(Beginning of Record extracts)
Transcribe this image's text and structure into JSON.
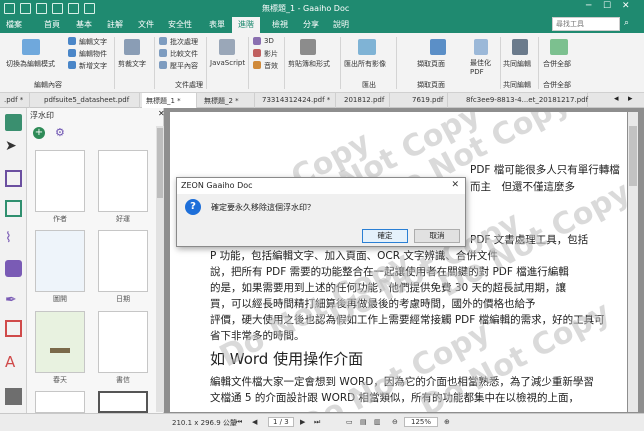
{
  "titlebar": {
    "title": "無標題_1 - Gaaiho Doc"
  },
  "menu": [
    "檔案",
    "首頁",
    "基本",
    "註解",
    "文件",
    "安全性",
    "表單",
    "進階",
    "檢視",
    "分享",
    "說明"
  ],
  "menu_active_index": 7,
  "search": {
    "placeholder": "尋找工具"
  },
  "ribbon": {
    "group1": {
      "big": "切換為編輯模式",
      "items": [
        "編輯文字",
        "編輯物件",
        "新增文字"
      ],
      "caption": "編輯內容"
    },
    "group2": {
      "big": "剪裁文字"
    },
    "group3": {
      "items": [
        "批次處理",
        "比較文件",
        "壓平內容"
      ],
      "caption": "文件處理"
    },
    "group4": {
      "big": "JavaScript"
    },
    "group5": {
      "items": [
        "3D",
        "影片",
        "音效"
      ]
    },
    "group6": {
      "big": "剪貼簿和形式"
    },
    "group7": {
      "big": "匯出所有影像",
      "caption": "匯出"
    },
    "group8": {
      "big": "擷取頁面",
      "caption": "擷取頁面"
    },
    "group9": {
      "big": "最佳化PDF"
    },
    "group10": {
      "big": "共同編輯",
      "caption": "共同編輯"
    },
    "group11": {
      "big": "合併全部",
      "caption": "合併全部"
    }
  },
  "tabs": [
    ".pdf *",
    "pdfsuite5_datasheet.pdf",
    "無標題_1 *",
    "無標題_2 *",
    "73314312424.pdf *",
    "201812.pdf",
    "7619.pdf",
    "8fc3ee9-8813-4...et_20181217.pdf"
  ],
  "panel": {
    "title": "浮水印",
    "thumbs": [
      "作者",
      "好運",
      "圖開",
      "日期",
      "春天",
      "書信"
    ]
  },
  "document": {
    "lines": [
      "PDF 檔可能很多人只有單行轉檔",
      "而主　但還不僅這麼多",
      "PDF 文書處理工具，包括",
      "P 功能，包括編輯文字、加入頁面、OCR 文字辨識、合併文件",
      "說，把所有 PDF 需要的功能整合在一起讓使用者在關鍵的對 PDF 檔進行編輯",
      "的是，如果需要用到上述的任何功能，他們提供免費 30 天的超長試用期，讓",
      "買，可以經長時間精打細算後再做最後的考慮時間，國外的價格也給予",
      "評價，硬大使用之後也認為假如工作上需要經常接觸 PDF 檔編輯的需求，好的工具可",
      "省下非常多的時間。",
      "如 Word 使用操作介面",
      "編輯文件檔大家一定會想到 WORD，因為它的介面也相當熟悉，為了減少重新學習",
      "文檔通 5 的介面設計跟 WORD 相當類似，所有的功能都集中在以檢視的上面，"
    ],
    "watermark_text": "Do Not Copy"
  },
  "status": {
    "size": "210.1 x 296.9 公釐",
    "page": "1 / 3",
    "zoom": "125%"
  },
  "dialog": {
    "title": "ZEON Gaaiho Doc",
    "message": "確定要永久移除這個浮水印？",
    "ok": "確定",
    "cancel": "取消",
    "close": "✕"
  }
}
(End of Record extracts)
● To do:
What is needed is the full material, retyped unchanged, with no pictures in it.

● Answer below:
Transcribe this image's text and structure into JSON.
{
  "titlebar": {
    "title": "無標題_1 - Gaaiho Doc"
  },
  "menu": [
    "檔案",
    "首頁",
    "基本",
    "註解",
    "文件",
    "安全性",
    "表單",
    "進階",
    "檢視",
    "分享",
    "說明"
  ],
  "menu_active_index": 7,
  "search": {
    "placeholder": "尋找工具"
  },
  "ribbon": {
    "group1": {
      "big": "切換為編輯模式",
      "items": [
        "編輯文字",
        "編輯物件",
        "新增文字"
      ],
      "caption": "編輯內容"
    },
    "group2": {
      "big": "剪裁文字"
    },
    "group3": {
      "items": [
        "批次處理",
        "比較文件",
        "壓平內容"
      ],
      "caption": "文件處理"
    },
    "group4": {
      "big": "JavaScript"
    },
    "group5": {
      "items": [
        "3D",
        "影片",
        "音效"
      ]
    },
    "group6": {
      "big": "剪貼簿和形式"
    },
    "group7": {
      "big": "匯出所有影像",
      "caption": "匯出"
    },
    "group8": {
      "big": "擷取頁面",
      "caption": "擷取頁面"
    },
    "group9": {
      "big": "最佳化PDF"
    },
    "group10": {
      "big": "共同編輯",
      "caption": "共同編輯"
    },
    "group11": {
      "big": "合併全部",
      "caption": "合併全部"
    }
  },
  "tabs": [
    ".pdf *",
    "pdfsuite5_datasheet.pdf",
    "無標題_1 *",
    "無標題_2 *",
    "73314312424.pdf *",
    "201812.pdf",
    "7619.pdf",
    "8fc3ee9-8813-4...et_20181217.pdf"
  ],
  "panel": {
    "title": "浮水印",
    "thumbs": [
      "作者",
      "好運",
      "圖開",
      "日期",
      "春天",
      "書信"
    ]
  },
  "document": {
    "lines": [
      "PDF 檔可能很多人只有單行轉檔",
      "而主　但還不僅這麼多",
      "PDF 文書處理工具，包括",
      "P 功能，包括編輯文字、加入頁面、OCR 文字辨識、合併文件",
      "說，把所有 PDF 需要的功能整合在一起讓使用者在關鍵的對 PDF 檔進行編輯",
      "的是，如果需要用到上述的任何功能，他們提供免費 30 天的超長試用期，讓",
      "買，可以經長時間精打細算後再做最後的考慮時間，國外的價格也給予",
      "評價，硬大使用之後也認為假如工作上需要經常接觸 PDF 檔編輯的需求，好的工具可",
      "省下非常多的時間。",
      "如 Word 使用操作介面",
      "編輯文件檔大家一定會想到 WORD，因為它的介面也相當熟悉，為了減少重新學習",
      "文檔通 5 的介面設計跟 WORD 相當類似，所有的功能都集中在以檢視的上面，"
    ],
    "watermark_text": "Do Not Copy"
  },
  "status": {
    "size": "210.1 x 296.9 公釐",
    "page": "1 / 3",
    "zoom": "125%"
  },
  "dialog": {
    "title": "ZEON Gaaiho Doc",
    "message": "確定要永久移除這個浮水印？",
    "ok": "確定",
    "cancel": "取消",
    "close": "✕"
  }
}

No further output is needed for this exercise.